Exercise aim: The whole listing below is to be repeated without alteration.

Supplied entries:

= = = = =

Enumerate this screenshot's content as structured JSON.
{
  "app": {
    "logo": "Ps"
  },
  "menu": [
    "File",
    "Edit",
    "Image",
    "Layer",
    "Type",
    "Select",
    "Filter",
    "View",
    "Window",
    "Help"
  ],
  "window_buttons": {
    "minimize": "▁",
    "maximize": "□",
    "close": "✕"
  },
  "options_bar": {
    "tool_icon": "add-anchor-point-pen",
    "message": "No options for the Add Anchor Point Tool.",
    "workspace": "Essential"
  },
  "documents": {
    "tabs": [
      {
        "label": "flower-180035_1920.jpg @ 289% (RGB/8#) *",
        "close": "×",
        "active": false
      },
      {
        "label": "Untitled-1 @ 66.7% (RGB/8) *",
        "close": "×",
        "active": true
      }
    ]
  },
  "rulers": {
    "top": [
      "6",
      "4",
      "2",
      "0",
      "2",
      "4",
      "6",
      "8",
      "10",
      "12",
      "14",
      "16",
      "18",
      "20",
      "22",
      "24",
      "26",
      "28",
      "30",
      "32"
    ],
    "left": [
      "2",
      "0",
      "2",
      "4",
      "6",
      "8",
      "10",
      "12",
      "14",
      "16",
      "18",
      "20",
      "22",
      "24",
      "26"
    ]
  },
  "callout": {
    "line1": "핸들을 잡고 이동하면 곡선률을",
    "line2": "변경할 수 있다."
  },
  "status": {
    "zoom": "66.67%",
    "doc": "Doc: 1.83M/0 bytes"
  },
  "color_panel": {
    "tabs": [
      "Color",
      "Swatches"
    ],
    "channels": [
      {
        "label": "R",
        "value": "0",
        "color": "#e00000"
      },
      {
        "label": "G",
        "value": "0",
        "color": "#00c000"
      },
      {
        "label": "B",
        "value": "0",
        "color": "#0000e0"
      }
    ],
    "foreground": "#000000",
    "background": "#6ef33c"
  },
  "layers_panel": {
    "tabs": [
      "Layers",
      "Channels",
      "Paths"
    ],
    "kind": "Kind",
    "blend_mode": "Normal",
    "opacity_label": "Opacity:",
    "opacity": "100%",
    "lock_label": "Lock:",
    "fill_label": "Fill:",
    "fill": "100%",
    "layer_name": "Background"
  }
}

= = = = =

Task output:
Enumerate this screenshot's content as structured JSON.
{
  "app": {
    "logo": "Ps"
  },
  "menu": [
    "File",
    "Edit",
    "Image",
    "Layer",
    "Type",
    "Select",
    "Filter",
    "View",
    "Window",
    "Help"
  ],
  "window_buttons": {
    "minimize": "▁",
    "maximize": "□",
    "close": "✕"
  },
  "options_bar": {
    "tool_icon": "add-anchor-point-pen",
    "message": "No options for the Add Anchor Point Tool.",
    "workspace": "Essential"
  },
  "documents": {
    "tabs": [
      {
        "label": "flower-180035_1920.jpg @ 289% (RGB/8#) *",
        "close": "×",
        "active": false
      },
      {
        "label": "Untitled-1 @ 66.7% (RGB/8) *",
        "close": "×",
        "active": true
      }
    ]
  },
  "rulers": {
    "top": [
      "6",
      "4",
      "2",
      "0",
      "2",
      "4",
      "6",
      "8",
      "10",
      "12",
      "14",
      "16",
      "18",
      "20",
      "22",
      "24",
      "26",
      "28",
      "30",
      "32"
    ],
    "left": [
      "2",
      "0",
      "2",
      "4",
      "6",
      "8",
      "10",
      "12",
      "14",
      "16",
      "18",
      "20",
      "22",
      "24",
      "26"
    ]
  },
  "callout": {
    "line1": "핸들을 잡고 이동하면 곡선률을",
    "line2": "변경할 수 있다."
  },
  "status": {
    "zoom": "66.67%",
    "doc": "Doc: 1.83M/0 bytes"
  },
  "color_panel": {
    "tabs": [
      "Color",
      "Swatches"
    ],
    "channels": [
      {
        "label": "R",
        "value": "0",
        "color": "#e00000"
      },
      {
        "label": "G",
        "value": "0",
        "color": "#00c000"
      },
      {
        "label": "B",
        "value": "0",
        "color": "#0000e0"
      }
    ],
    "foreground": "#000000",
    "background": "#6ef33c"
  },
  "layers_panel": {
    "tabs": [
      "Layers",
      "Channels",
      "Paths"
    ],
    "kind": "Kind",
    "blend_mode": "Normal",
    "opacity_label": "Opacity:",
    "opacity": "100%",
    "lock_label": "Lock:",
    "fill_label": "Fill:",
    "fill": "100%",
    "layer_name": "Background"
  }
}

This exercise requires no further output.